[Start of Attachment]

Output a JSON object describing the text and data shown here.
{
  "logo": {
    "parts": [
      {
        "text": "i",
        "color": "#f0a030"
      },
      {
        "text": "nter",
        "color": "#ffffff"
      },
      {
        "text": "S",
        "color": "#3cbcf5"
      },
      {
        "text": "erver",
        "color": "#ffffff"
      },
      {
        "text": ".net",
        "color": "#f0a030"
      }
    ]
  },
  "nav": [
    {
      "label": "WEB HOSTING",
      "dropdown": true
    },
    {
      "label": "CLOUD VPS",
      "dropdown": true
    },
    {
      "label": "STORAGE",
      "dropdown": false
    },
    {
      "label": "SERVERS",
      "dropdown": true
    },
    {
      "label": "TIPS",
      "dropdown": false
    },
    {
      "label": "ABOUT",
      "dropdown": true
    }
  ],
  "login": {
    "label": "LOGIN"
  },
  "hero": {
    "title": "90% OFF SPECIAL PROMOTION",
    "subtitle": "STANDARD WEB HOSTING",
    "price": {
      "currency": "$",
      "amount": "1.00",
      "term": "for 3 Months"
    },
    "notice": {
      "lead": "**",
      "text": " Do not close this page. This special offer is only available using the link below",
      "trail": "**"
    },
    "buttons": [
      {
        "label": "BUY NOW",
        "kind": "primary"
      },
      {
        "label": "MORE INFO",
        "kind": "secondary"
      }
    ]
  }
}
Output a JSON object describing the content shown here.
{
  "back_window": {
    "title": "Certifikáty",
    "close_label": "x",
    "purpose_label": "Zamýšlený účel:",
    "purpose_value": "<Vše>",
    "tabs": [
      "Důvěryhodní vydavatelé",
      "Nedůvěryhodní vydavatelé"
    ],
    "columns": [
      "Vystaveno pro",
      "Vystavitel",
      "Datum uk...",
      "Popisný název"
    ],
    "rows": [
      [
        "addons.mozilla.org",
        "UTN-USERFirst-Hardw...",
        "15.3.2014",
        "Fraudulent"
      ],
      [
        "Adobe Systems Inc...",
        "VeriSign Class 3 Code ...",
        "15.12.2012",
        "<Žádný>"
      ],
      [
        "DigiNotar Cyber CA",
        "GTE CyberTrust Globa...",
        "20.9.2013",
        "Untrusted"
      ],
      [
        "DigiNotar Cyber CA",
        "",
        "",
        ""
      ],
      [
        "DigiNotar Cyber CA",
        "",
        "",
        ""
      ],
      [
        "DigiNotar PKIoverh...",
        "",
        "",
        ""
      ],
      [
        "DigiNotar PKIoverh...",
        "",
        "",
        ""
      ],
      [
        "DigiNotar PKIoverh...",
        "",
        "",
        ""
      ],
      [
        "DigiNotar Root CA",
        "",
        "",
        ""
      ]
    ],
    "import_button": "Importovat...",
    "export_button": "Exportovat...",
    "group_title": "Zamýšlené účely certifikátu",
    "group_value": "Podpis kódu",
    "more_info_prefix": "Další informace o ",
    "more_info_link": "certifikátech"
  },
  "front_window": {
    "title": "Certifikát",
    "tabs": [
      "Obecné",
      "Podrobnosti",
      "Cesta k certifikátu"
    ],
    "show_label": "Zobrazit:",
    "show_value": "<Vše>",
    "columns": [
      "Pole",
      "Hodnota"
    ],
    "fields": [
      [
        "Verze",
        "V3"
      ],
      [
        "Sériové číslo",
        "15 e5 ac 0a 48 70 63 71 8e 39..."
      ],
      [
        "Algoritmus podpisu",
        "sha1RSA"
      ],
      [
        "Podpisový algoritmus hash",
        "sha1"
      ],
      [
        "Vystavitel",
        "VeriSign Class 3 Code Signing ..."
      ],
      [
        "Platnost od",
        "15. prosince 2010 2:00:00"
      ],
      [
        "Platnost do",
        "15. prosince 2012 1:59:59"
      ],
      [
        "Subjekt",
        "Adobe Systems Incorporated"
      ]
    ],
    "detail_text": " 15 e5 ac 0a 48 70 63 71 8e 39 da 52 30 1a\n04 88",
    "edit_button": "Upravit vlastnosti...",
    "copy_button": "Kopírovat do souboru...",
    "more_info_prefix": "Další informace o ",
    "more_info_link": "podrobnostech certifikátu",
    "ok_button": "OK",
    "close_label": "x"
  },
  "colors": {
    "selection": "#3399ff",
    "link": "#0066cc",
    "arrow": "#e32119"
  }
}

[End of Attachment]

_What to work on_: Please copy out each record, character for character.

_Exercise solution_:
Output a JSON object describing the text and data shown here.
{
  "logo": {
    "parts": [
      {
        "text": "i",
        "color": "#f0a030"
      },
      {
        "text": "nter",
        "color": "#ffffff"
      },
      {
        "text": "S",
        "color": "#3cbcf5"
      },
      {
        "text": "erver",
        "color": "#ffffff"
      },
      {
        "text": ".net",
        "color": "#f0a030"
      }
    ]
  },
  "nav": [
    {
      "label": "WEB HOSTING",
      "dropdown": true
    },
    {
      "label": "CLOUD VPS",
      "dropdown": true
    },
    {
      "label": "STORAGE",
      "dropdown": false
    },
    {
      "label": "SERVERS",
      "dropdown": true
    },
    {
      "label": "TIPS",
      "dropdown": false
    },
    {
      "label": "ABOUT",
      "dropdown": true
    }
  ],
  "login": {
    "label": "LOGIN"
  },
  "hero": {
    "title": "90% OFF SPECIAL PROMOTION",
    "subtitle": "STANDARD WEB HOSTING",
    "price": {
      "currency": "$",
      "amount": "1.00",
      "term": "for 3 Months"
    },
    "notice": {
      "lead": "**",
      "text": " Do not close this page. This special offer is only available using the link below",
      "trail": "**"
    },
    "buttons": [
      {
        "label": "BUY NOW",
        "kind": "primary"
      },
      {
        "label": "MORE INFO",
        "kind": "secondary"
      }
    ]
  }
}
Output a JSON object describing the content shown here.
{
  "back_window": {
    "title": "Certifikáty",
    "close_label": "x",
    "purpose_label": "Zamýšlený účel:",
    "purpose_value": "<Vše>",
    "tabs": [
      "Důvěryhodní vydavatelé",
      "Nedůvěryhodní vydavatelé"
    ],
    "columns": [
      "Vystaveno pro",
      "Vystavitel",
      "Datum uk...",
      "Popisný název"
    ],
    "rows": [
      [
        "addons.mozilla.org",
        "UTN-USERFirst-Hardw...",
        "15.3.2014",
        "Fraudulent"
      ],
      [
        "Adobe Systems Inc...",
        "VeriSign Class 3 Code ...",
        "15.12.2012",
        "<Žádný>"
      ],
      [
        "DigiNotar Cyber CA",
        "GTE CyberTrust Globa...",
        "20.9.2013",
        "Untrusted"
      ],
      [
        "DigiNotar Cyber CA",
        "",
        "",
        ""
      ],
      [
        "DigiNotar Cyber CA",
        "",
        "",
        ""
      ],
      [
        "DigiNotar PKIoverh...",
        "",
        "",
        ""
      ],
      [
        "DigiNotar PKIoverh...",
        "",
        "",
        ""
      ],
      [
        "DigiNotar PKIoverh...",
        "",
        "",
        ""
      ],
      [
        "DigiNotar Root CA",
        "",
        "",
        ""
      ]
    ],
    "import_button": "Importovat...",
    "export_button": "Exportovat...",
    "group_title": "Zamýšlené účely certifikátu",
    "group_value": "Podpis kódu",
    "more_info_prefix": "Další informace o ",
    "more_info_link": "certifikátech"
  },
  "front_window": {
    "title": "Certifikát",
    "tabs": [
      "Obecné",
      "Podrobnosti",
      "Cesta k certifikátu"
    ],
    "show_label": "Zobrazit:",
    "show_value": "<Vše>",
    "columns": [
      "Pole",
      "Hodnota"
    ],
    "fields": [
      [
        "Verze",
        "V3"
      ],
      [
        "Sériové číslo",
        "15 e5 ac 0a 48 70 63 71 8e 39..."
      ],
      [
        "Algoritmus podpisu",
        "sha1RSA"
      ],
      [
        "Podpisový algoritmus hash",
        "sha1"
      ],
      [
        "Vystavitel",
        "VeriSign Class 3 Code Signing ..."
      ],
      [
        "Platnost od",
        "15. prosince 2010 2:00:00"
      ],
      [
        "Platnost do",
        "15. prosince 2012 1:59:59"
      ],
      [
        "Subjekt",
        "Adobe Systems Incorporated"
      ]
    ],
    "detail_text": " 15 e5 ac 0a 48 70 63 71 8e 39 da 52 30 1a\n04 88",
    "edit_button": "Upravit vlastnosti...",
    "copy_button": "Kopírovat do souboru...",
    "more_info_prefix": "Další informace o ",
    "more_info_link": "podrobnostech certifikátu",
    "ok_button": "OK",
    "close_label": "x"
  },
  "colors": {
    "selection": "#3399ff",
    "link": "#0066cc",
    "arrow": "#e32119"
  }
}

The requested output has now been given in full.